Tens of thousands of men, including many HIV-positive men with low testosterone levels, are trying testosterone shots, patches, and gel hormone-replacement products in hopes of regaining youthful vigor and virility. But a new report uncovers little evidence these treatments work--or are even safe. "Certainly there are people out there who say testosterone replacement therapy is just wonderful and others who say it doesn't do any good at all. What we're saying is we just don't know," said Dan Blazer of Duke University Medical Center, who led an Institute of Medicine probe of the therapy.
The study, commissioned by the National Institutes of Health, shows that very little is known about the effectiveness and long-term risks of male hormone replacement therapy. Only a few studies have been done, all very small and lasting only months, according to the report. That's far too little information to tell if testosterone offers any benefit to men who aren't markedly deficient in the hormone--much less whether it's safe, concluded a panel of experts in hormones and men's health. The chief safety concern is that boosting testosterone levels for long periods could spur the growth of prostate cancer, already a big risk as men age. The report urges the NIH to begin a series of long-term research projects to examine these issues.
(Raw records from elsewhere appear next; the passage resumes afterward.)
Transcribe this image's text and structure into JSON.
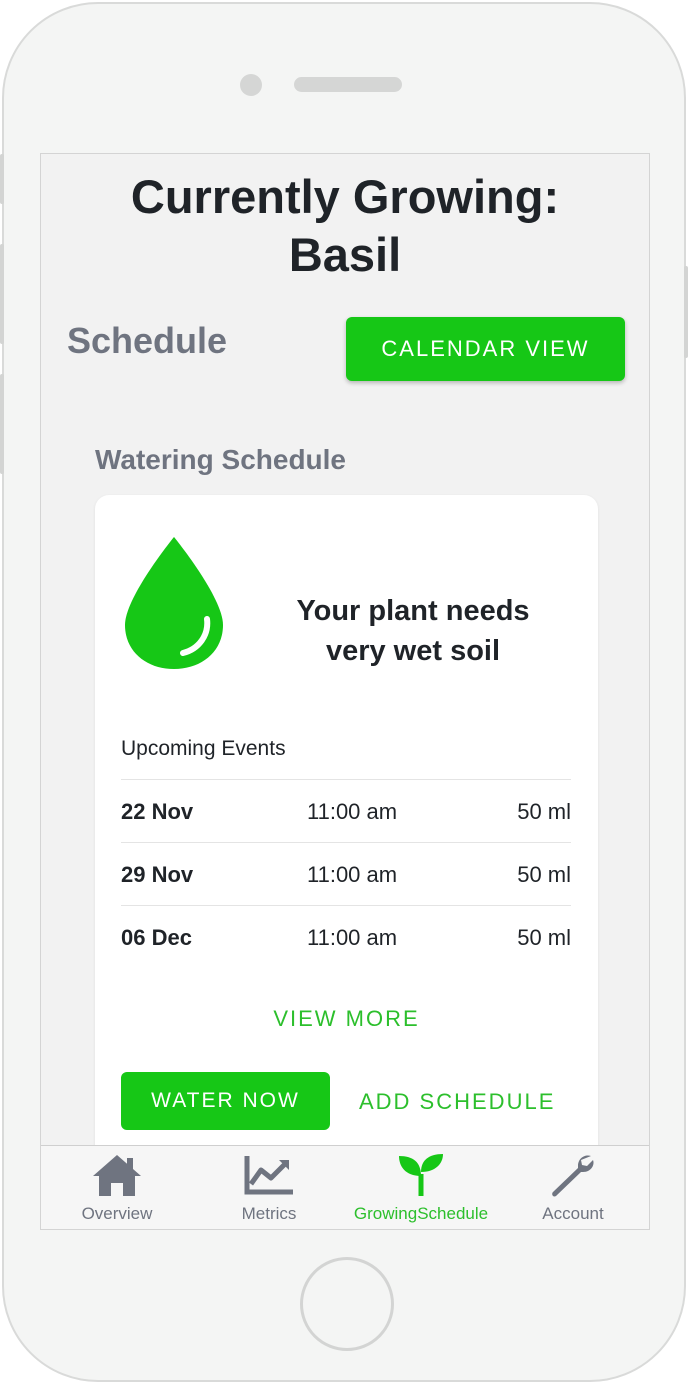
{
  "colors": {
    "accent": "#16c716",
    "accent_text": "#2cbf2c",
    "heading_gray": "#6f7480",
    "text_dark": "#1f2328"
  },
  "header": {
    "title_line1": "Currently Growing:",
    "title_line2": "Basil"
  },
  "schedule": {
    "heading": "Schedule",
    "calendar_button": "CALENDAR VIEW"
  },
  "watering": {
    "heading": "Watering Schedule",
    "icon": "water-drop-icon",
    "message_line1": "Your plant needs",
    "message_line2": "very wet soil",
    "upcoming_label": "Upcoming Events",
    "events": [
      {
        "date": "22 Nov",
        "time": "11:00 am",
        "amount": "50 ml"
      },
      {
        "date": "29 Nov",
        "time": "11:00 am",
        "amount": "50 ml"
      },
      {
        "date": "06 Dec",
        "time": "11:00 am",
        "amount": "50 ml"
      }
    ],
    "view_more": "VIEW MORE",
    "water_now": "WATER NOW",
    "add_schedule": "ADD SCHEDULE"
  },
  "tabs": [
    {
      "label": "Overview",
      "icon": "home-icon",
      "active": false
    },
    {
      "label": "Metrics",
      "icon": "chart-icon",
      "active": false
    },
    {
      "label": "GrowingSchedule",
      "icon": "sprout-icon",
      "active": true
    },
    {
      "label": "Account",
      "icon": "wrench-icon",
      "active": false
    }
  ]
}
Demand for prescription testosterone treatment by men whose natural hormone levels are near normal is rising rapidly, the study found. The Food and Drug Administration has approved testosterone therapy for men with hypogonadism, including those with HIV infection, where the body makes very little testosterone. An estimated 4 million to 5 million Americans have hypogonadism, but only about 5% are thought to be getting treatment. But more than 1.75 million prescriptions for testosterone products were written in 2002--a 170% increase from 1999--for an estimated 800,000 patients, meaning a lot of men using testosterone may be using the products even though they are not suffering from hypogonadism.